Task input:
━━━━

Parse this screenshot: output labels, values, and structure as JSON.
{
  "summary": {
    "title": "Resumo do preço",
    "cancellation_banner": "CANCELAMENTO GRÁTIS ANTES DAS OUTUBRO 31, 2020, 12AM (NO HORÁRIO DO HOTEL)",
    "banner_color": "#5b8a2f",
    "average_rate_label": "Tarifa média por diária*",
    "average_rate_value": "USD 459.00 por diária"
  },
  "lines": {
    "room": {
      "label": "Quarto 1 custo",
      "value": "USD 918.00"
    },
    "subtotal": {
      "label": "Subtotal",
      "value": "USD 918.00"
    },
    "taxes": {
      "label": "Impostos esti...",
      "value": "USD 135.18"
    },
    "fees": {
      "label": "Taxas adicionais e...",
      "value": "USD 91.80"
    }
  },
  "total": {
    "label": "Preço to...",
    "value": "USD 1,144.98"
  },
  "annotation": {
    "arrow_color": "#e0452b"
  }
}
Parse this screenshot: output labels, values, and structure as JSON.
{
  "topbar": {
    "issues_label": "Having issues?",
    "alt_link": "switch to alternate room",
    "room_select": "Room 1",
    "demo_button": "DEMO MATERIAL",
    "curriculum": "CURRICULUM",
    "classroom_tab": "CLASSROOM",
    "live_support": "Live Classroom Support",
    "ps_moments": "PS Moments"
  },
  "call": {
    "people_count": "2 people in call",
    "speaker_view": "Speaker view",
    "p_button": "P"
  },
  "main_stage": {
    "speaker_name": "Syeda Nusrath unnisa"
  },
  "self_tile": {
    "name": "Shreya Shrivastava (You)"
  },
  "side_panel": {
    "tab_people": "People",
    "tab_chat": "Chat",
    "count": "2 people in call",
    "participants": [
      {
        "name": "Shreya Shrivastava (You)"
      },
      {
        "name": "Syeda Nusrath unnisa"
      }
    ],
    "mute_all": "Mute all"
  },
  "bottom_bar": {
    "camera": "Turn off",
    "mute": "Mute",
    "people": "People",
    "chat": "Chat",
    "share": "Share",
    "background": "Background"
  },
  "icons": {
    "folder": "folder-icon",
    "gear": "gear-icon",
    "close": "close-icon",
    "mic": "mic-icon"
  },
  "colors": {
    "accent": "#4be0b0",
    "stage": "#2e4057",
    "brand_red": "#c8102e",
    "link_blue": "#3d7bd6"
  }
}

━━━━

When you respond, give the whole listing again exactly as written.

Answer for the task:
Parse this screenshot: output labels, values, and structure as JSON.
{
  "summary": {
    "title": "Resumo do preço",
    "cancellation_banner": "CANCELAMENTO GRÁTIS ANTES DAS OUTUBRO 31, 2020, 12AM (NO HORÁRIO DO HOTEL)",
    "banner_color": "#5b8a2f",
    "average_rate_label": "Tarifa média por diária*",
    "average_rate_value": "USD 459.00 por diária"
  },
  "lines": {
    "room": {
      "label": "Quarto 1 custo",
      "value": "USD 918.00"
    },
    "subtotal": {
      "label": "Subtotal",
      "value": "USD 918.00"
    },
    "taxes": {
      "label": "Impostos esti...",
      "value": "USD 135.18"
    },
    "fees": {
      "label": "Taxas adicionais e...",
      "value": "USD 91.80"
    }
  },
  "total": {
    "label": "Preço to...",
    "value": "USD 1,144.98"
  },
  "annotation": {
    "arrow_color": "#e0452b"
  }
}
Parse this screenshot: output labels, values, and structure as JSON.
{
  "topbar": {
    "issues_label": "Having issues?",
    "alt_link": "switch to alternate room",
    "room_select": "Room 1",
    "demo_button": "DEMO MATERIAL",
    "curriculum": "CURRICULUM",
    "classroom_tab": "CLASSROOM",
    "live_support": "Live Classroom Support",
    "ps_moments": "PS Moments"
  },
  "call": {
    "people_count": "2 people in call",
    "speaker_view": "Speaker view",
    "p_button": "P"
  },
  "main_stage": {
    "speaker_name": "Syeda Nusrath unnisa"
  },
  "self_tile": {
    "name": "Shreya Shrivastava (You)"
  },
  "side_panel": {
    "tab_people": "People",
    "tab_chat": "Chat",
    "count": "2 people in call",
    "participants": [
      {
        "name": "Shreya Shrivastava (You)"
      },
      {
        "name": "Syeda Nusrath unnisa"
      }
    ],
    "mute_all": "Mute all"
  },
  "bottom_bar": {
    "camera": "Turn off",
    "mute": "Mute",
    "people": "People",
    "chat": "Chat",
    "share": "Share",
    "background": "Background"
  },
  "icons": {
    "folder": "folder-icon",
    "gear": "gear-icon",
    "close": "close-icon",
    "mic": "mic-icon"
  },
  "colors": {
    "accent": "#4be0b0",
    "stage": "#2e4057",
    "brand_red": "#c8102e",
    "link_blue": "#3d7bd6"
  }
}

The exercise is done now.